Soon Frodo is joined by the likes of Samwise Gangee (Sean Astin), Peregin Took (Billy Boyd) and Meriadoc Brandybuck (Dominic Monaghan) on a journey where they need others including Aragorn (Viggo Mortensen) and Legolas Greenleaf (Orlando Bloom) to protect them. But with danger at every corner and never knowing who to trust this is never going to be an easy journey.

Peter Jackson draws in the audience from the very beginning. Normally in a franchise you would never expect a main character to die in the first film, but Jackson shows very early on that that isn’t the case with ‘The Lord Of The Rings’. Both Frodo and Gandalf’s lives are put at risk on a number of occasions and as a result you are kept on the edge of your seat.

Jackson also captures the landscape of New Zealand remarkably well and despite this largely being an action film you can’t help but marvel at the beauty of the film. He also uses that same creative eye when creating some of the ‘creatures’ that appear on screen and despite a couple of dodgy moments it is easy to see why this film was ahead of its time when it comes to special effects.

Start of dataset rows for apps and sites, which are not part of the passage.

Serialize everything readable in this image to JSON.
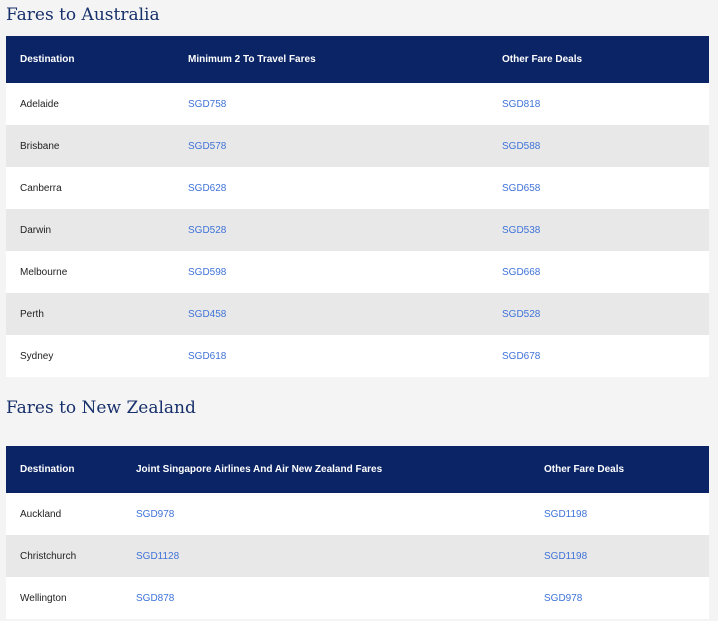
{
  "australia": {
    "title": "Fares to Australia",
    "headers": [
      "Destination",
      "Minimum 2 To Travel Fares",
      "Other Fare Deals"
    ],
    "rows": [
      {
        "destination": "Adelaide",
        "fare1": "SGD758",
        "fare2": "SGD818"
      },
      {
        "destination": "Brisbane",
        "fare1": "SGD578",
        "fare2": "SGD588"
      },
      {
        "destination": "Canberra",
        "fare1": "SGD628",
        "fare2": "SGD658"
      },
      {
        "destination": "Darwin",
        "fare1": "SGD528",
        "fare2": "SGD538"
      },
      {
        "destination": "Melbourne",
        "fare1": "SGD598",
        "fare2": "SGD668"
      },
      {
        "destination": "Perth",
        "fare1": "SGD458",
        "fare2": "SGD528"
      },
      {
        "destination": "Sydney",
        "fare1": "SGD618",
        "fare2": "SGD678"
      }
    ]
  },
  "newzealand": {
    "title": "Fares to New Zealand",
    "headers": [
      "Destination",
      "Joint Singapore Airlines And Air New Zealand Fares",
      "Other Fare Deals"
    ],
    "rows": [
      {
        "destination": "Auckland",
        "fare1": "SGD978",
        "fare2": "SGD1198"
      },
      {
        "destination": "Christchurch",
        "fare1": "SGD1128",
        "fare2": "SGD1198"
      },
      {
        "destination": "Wellington",
        "fare1": "SGD878",
        "fare2": "SGD978"
      }
    ]
  }
}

Despite being such a monumental however ‘The Fellowship Of The Ring’ does have its downfalls at times. With so many characters being introduced in this the first film it is at times difficult to keep track of who-is-who and it is a little disappointing that you don’t get to learn a little more about important characters such as Aragorn and Legolas. It’s hard to care for them during battle scenes when you haven’t really been told that much about them.

‘The Lord Of The Rings: The Fellowship Of The Ring’ is an epic movie of every scale but it is a film that Peter Jackson should be extremely proud of it as it was a fantastic way to kick off this series of films, and despite being the first of a trilogy the audience certainly doesn’t feel like they haven’t been taken on a journey by the time the final credits roll.

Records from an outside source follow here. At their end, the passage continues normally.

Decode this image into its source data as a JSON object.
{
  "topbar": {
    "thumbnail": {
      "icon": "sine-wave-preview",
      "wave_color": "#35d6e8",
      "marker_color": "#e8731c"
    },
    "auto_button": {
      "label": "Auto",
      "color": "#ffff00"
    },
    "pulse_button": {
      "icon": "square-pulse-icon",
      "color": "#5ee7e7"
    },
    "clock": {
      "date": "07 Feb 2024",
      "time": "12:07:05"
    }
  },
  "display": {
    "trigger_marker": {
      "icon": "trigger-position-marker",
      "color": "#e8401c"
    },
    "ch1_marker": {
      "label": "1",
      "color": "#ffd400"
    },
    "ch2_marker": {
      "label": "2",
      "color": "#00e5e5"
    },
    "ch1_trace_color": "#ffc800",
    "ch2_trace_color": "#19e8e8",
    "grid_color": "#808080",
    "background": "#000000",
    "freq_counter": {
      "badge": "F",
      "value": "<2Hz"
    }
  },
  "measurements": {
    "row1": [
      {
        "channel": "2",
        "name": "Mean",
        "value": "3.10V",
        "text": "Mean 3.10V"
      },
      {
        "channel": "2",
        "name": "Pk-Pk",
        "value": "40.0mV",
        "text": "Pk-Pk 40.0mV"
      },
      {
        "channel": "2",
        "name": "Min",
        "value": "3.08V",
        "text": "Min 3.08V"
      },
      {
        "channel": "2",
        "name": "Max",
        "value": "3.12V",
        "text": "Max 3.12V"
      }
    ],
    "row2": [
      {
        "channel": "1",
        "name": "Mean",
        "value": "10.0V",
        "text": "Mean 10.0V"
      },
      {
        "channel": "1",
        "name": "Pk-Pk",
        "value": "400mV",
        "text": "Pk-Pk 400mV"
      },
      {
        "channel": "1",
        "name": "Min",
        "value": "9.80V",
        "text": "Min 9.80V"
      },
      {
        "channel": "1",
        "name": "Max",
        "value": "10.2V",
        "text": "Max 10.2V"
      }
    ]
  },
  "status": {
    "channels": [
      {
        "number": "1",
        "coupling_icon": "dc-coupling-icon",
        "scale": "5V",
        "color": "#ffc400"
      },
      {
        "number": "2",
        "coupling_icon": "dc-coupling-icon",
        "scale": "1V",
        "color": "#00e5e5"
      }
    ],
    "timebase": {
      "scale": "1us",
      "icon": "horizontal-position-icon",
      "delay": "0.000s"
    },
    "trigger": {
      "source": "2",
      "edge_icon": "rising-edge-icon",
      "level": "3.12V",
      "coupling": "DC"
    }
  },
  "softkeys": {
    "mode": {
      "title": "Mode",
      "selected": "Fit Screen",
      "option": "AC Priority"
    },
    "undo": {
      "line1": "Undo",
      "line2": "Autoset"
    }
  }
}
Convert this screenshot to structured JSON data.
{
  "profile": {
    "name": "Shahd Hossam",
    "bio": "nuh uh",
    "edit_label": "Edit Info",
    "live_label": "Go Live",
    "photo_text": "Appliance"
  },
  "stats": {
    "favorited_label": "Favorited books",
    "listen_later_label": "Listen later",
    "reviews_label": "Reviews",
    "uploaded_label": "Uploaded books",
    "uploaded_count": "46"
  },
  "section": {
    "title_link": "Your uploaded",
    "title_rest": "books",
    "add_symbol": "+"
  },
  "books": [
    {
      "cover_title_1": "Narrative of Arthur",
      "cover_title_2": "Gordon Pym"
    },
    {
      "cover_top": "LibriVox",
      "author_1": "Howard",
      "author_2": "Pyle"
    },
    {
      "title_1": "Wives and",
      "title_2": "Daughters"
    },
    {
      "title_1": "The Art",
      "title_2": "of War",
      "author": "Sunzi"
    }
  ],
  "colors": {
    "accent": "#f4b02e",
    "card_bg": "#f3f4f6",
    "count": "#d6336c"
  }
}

Other ‘The Lord Of The Rings: The Fellowship Of The Ring’ Reviews By Dave Griffiths: Nil

Rating:

 

IMDB Rating: The Lord of the Rings: The Fellowship of the Ring (2001) on IMDb

Trailer: